4. Davis JT, Weinstein S. Repair of the pectus deformity: results of the Ravitch approach in the current era. Ann Thorac Surg. 2004;78:421–426. [PubMed]
5. Kang CH, Park S, Park IK, Kim YT, Kim JH. Long-term surveillance comparing satisfaction between the early experience of Nuss procedure vs. Ravitch procedure. Korean J Thorac Cardiovasc Surg. 2012;45:308–315. [PMC free article] [PubMed]
6. Jaroszewski D, Notrica D, McMahon L, Steidley DE, Deschamps C. Current management of pectus excavatum: a review and update of therapy and treatment recommendations. J Am Board Fam Med. 2010;23:230–239. [PubMed]
7. Luu TD, Kogon BE, Force SD, Mansour KA, Miller DL. Surgery for recurrent pectus deformities. Ann Thorac Surg. 2009;88:1627–1631. [PubMed]
8. Park HJ, Lee SY, Lee CS, Youm W, Lee KR. The Nuss procedure for pectus excavatum: evolution of techniques and early results on 322 patients. Ann Thorac Surg. 2004;77:289–295. [PubMed]
9. Nuss D, Kelly RE, Jr, Croitoru DP, Katz ME. A 10-year review of a minimally invasive technique for the correction of pectus excavatum. J Pediatr Surg. 1998;33:545–552. [PubMed]
10. Ravitch MM. The operative treatment of pectus excavatum. Ann Surg. 1949;129:429–444. [PubMed]
11. Ellis DG, Snyder CL, Mann CM. The ‘re-do’ chest wall deformity correction. J Pediatr Surg. 1997;32:1267–1271. [PubMed]
12. Fonkalsrud EW, Beanes S, Hebra A, Adamson W, Tagge E. Comparison of minimally invasive and modified Ravitch pectus excavatum repair.
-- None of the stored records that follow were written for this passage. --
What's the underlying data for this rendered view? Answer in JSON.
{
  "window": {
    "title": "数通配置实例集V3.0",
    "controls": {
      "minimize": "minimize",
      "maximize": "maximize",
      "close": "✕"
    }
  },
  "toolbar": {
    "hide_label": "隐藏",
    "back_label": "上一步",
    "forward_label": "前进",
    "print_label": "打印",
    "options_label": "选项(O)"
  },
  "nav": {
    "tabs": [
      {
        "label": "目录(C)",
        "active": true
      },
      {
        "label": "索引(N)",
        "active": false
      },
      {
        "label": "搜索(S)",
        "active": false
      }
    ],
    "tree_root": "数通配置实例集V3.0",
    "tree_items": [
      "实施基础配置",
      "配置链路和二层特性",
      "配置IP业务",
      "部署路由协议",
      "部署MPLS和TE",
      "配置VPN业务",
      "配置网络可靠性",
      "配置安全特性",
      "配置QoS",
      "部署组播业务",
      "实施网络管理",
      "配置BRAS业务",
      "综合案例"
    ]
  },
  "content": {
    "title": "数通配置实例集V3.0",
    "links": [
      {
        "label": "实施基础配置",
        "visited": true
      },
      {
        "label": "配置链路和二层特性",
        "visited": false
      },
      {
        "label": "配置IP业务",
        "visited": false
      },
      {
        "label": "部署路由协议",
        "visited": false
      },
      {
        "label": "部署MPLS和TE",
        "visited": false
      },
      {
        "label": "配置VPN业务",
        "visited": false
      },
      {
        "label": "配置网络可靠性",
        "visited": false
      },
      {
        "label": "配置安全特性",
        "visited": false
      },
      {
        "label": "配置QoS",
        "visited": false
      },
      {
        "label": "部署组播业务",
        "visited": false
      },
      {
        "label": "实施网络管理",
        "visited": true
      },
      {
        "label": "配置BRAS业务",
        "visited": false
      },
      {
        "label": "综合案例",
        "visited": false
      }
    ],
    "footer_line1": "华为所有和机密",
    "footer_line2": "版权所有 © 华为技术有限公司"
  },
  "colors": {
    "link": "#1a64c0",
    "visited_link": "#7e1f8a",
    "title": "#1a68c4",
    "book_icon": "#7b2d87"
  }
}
J Pediatr Surg. 2002;37:413–417. [PubMed]
13. Dzielicki J, Korlacki W, Janicka I, Dzielicka E. Difficulties and limitations in minimally invasive repair of pectus excavatum: 6 years experiences with Nuss technique. Eur J Cardiothorac Surg. 2006;30:801–804. [PubMed]
14. Adkins PC, Blades B. A stainless steel strut for correction of pectus excavatum. Surg Gynecol Obstet. 1961;113:111–113. [PubMed]
15. Antonoff MB, Erickson AE, Hess DJ, Acton RD, Saltzman DA. When patients choose: comparison of Nuss, Ravitch, and Leonard procedures for primary repair of pectus excavatum. J Pediatr Surg. 2009;44:1113–1118. [PubMed]
16. Kim do H, Hwang JJ, Lee MK, Lee DY, Paik HC. Analysis of the Nuss procedure for pectus excavatum in different age groups. Ann Thorac Surg. 2005;80:1073–1077. [PubMed]
17. Shu Q, Shi Z, Xu WZ, Li JH, Zhang ZW, Lin R, Zhu XK, Yu JG. Experience in minimally invasive Nuss operation for 406 children with pectus excavatum. World J Pediatr. 2011;7:257–261. [PubMed]
18. Mao YZ, Tang ST, Wang Y, Tong QS, Ruan QL. Nuss operation for pectus excavatum: a single-institution experience. World J Pediatr. 2009;5:292–295. [PubMed]
19. Pilegaard HK. Extending the use of Nuss procedure in patients older than 30 years. Eur J Cardiothorac Surg. 2011;40:334–337. [PubMed]
20. Aronson DC, Bosgraaf RP, van der Horst C, Ekkelkamp S. Nuss procedure: pediatric surgical solution for adults with pectus excavatum. World J Surg. 2007;31:26–29. [PubMed]

Articles from Kardiochirurgia i Torakochirurgia Polska = Polish Journal of Cardio-Thoracic Surgery are provided here courtesy of Termedia Publishing